▶ _WORK ITEM_:
Word for word, reproduce every line of the data below.
§ §
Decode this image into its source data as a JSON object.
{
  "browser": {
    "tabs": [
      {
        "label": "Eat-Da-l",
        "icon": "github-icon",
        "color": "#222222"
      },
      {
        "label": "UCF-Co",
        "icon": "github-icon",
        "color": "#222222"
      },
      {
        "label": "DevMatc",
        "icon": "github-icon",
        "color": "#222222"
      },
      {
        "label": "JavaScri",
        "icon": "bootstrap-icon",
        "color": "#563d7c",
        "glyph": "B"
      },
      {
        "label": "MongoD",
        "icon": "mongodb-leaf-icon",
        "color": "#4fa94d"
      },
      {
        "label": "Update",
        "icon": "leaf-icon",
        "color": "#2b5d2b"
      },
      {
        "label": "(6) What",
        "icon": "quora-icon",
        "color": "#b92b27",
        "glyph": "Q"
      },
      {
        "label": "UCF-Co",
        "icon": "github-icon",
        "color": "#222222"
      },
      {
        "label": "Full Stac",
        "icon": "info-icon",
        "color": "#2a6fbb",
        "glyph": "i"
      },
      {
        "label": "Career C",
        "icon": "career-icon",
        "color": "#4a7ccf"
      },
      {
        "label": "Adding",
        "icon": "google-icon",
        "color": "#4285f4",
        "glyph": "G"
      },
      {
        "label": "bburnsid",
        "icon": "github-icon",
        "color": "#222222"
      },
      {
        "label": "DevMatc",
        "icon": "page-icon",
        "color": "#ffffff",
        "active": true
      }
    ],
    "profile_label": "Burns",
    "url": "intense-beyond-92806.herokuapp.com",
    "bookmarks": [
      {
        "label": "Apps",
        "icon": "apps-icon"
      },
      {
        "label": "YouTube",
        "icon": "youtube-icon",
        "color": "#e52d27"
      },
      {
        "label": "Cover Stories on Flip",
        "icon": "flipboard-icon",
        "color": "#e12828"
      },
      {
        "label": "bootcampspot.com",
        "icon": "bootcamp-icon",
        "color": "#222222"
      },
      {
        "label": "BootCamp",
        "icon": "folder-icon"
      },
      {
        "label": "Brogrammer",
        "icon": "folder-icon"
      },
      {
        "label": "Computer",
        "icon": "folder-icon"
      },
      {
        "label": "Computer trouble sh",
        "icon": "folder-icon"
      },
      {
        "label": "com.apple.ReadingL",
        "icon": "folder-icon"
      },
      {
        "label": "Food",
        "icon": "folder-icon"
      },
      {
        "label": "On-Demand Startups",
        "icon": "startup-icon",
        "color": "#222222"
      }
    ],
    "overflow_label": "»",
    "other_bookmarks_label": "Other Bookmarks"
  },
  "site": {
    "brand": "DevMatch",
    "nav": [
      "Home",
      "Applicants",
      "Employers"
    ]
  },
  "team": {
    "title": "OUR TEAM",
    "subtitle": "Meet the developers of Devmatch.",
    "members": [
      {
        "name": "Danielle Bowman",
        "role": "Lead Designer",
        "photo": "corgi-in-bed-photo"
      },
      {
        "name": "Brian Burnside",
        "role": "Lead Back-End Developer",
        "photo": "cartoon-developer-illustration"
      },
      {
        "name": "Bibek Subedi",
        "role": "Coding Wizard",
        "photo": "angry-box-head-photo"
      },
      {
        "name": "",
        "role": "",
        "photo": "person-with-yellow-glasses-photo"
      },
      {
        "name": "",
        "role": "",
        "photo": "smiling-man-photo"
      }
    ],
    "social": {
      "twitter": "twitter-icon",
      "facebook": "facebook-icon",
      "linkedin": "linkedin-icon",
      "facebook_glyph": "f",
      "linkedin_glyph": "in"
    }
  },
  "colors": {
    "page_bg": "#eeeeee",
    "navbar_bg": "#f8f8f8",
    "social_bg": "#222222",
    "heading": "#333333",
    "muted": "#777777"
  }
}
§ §
▶ _EXERCISE RESPONSE_:
Decode this image into its source data as a JSON object.
{
  "browser": {
    "tabs": [
      {
        "label": "Eat-Da-l",
        "icon": "github-icon",
        "color": "#222222"
      },
      {
        "label": "UCF-Co",
        "icon": "github-icon",
        "color": "#222222"
      },
      {
        "label": "DevMatc",
        "icon": "github-icon",
        "color": "#222222"
      },
      {
        "label": "JavaScri",
        "icon": "bootstrap-icon",
        "color": "#563d7c",
        "glyph": "B"
      },
      {
        "label": "MongoD",
        "icon": "mongodb-leaf-icon",
        "color": "#4fa94d"
      },
      {
        "label": "Update",
        "icon": "leaf-icon",
        "color": "#2b5d2b"
      },
      {
        "label": "(6) What",
        "icon": "quora-icon",
        "color": "#b92b27",
        "glyph": "Q"
      },
      {
        "label": "UCF-Co",
        "icon": "github-icon",
        "color": "#222222"
      },
      {
        "label": "Full Stac",
        "icon": "info-icon",
        "color": "#2a6fbb",
        "glyph": "i"
      },
      {
        "label": "Career C",
        "icon": "career-icon",
        "color": "#4a7ccf"
      },
      {
        "label": "Adding",
        "icon": "google-icon",
        "color": "#4285f4",
        "glyph": "G"
      },
      {
        "label": "bburnsid",
        "icon": "github-icon",
        "color": "#222222"
      },
      {
        "label": "DevMatc",
        "icon": "page-icon",
        "color": "#ffffff",
        "active": true
      }
    ],
    "profile_label": "Burns",
    "url": "intense-beyond-92806.herokuapp.com",
    "bookmarks": [
      {
        "label": "Apps",
        "icon": "apps-icon"
      },
      {
        "label": "YouTube",
        "icon": "youtube-icon",
        "color": "#e52d27"
      },
      {
        "label": "Cover Stories on Flip",
        "icon": "flipboard-icon",
        "color": "#e12828"
      },
      {
        "label": "bootcampspot.com",
        "icon": "bootcamp-icon",
        "color": "#222222"
      },
      {
        "label": "BootCamp",
        "icon": "folder-icon"
      },
      {
        "label": "Brogrammer",
        "icon": "folder-icon"
      },
      {
        "label": "Computer",
        "icon": "folder-icon"
      },
      {
        "label": "Computer trouble sh",
        "icon": "folder-icon"
      },
      {
        "label": "com.apple.ReadingL",
        "icon": "folder-icon"
      },
      {
        "label": "Food",
        "icon": "folder-icon"
      },
      {
        "label": "On-Demand Startups",
        "icon": "startup-icon",
        "color": "#222222"
      }
    ],
    "overflow_label": "»",
    "other_bookmarks_label": "Other Bookmarks"
  },
  "site": {
    "brand": "DevMatch",
    "nav": [
      "Home",
      "Applicants",
      "Employers"
    ]
  },
  "team": {
    "title": "OUR TEAM",
    "subtitle": "Meet the developers of Devmatch.",
    "members": [
      {
        "name": "Danielle Bowman",
        "role": "Lead Designer",
        "photo": "corgi-in-bed-photo"
      },
      {
        "name": "Brian Burnside",
        "role": "Lead Back-End Developer",
        "photo": "cartoon-developer-illustration"
      },
      {
        "name": "Bibek Subedi",
        "role": "Coding Wizard",
        "photo": "angry-box-head-photo"
      },
      {
        "name": "",
        "role": "",
        "photo": "person-with-yellow-glasses-photo"
      },
      {
        "name": "",
        "role": "",
        "photo": "smiling-man-photo"
      }
    ],
    "social": {
      "twitter": "twitter-icon",
      "facebook": "facebook-icon",
      "linkedin": "linkedin-icon",
      "facebook_glyph": "f",
      "linkedin_glyph": "in"
    }
  },
  "colors": {
    "page_bg": "#eeeeee",
    "navbar_bg": "#f8f8f8",
    "social_bg": "#222222",
    "heading": "#333333",
    "muted": "#777777"
  }
}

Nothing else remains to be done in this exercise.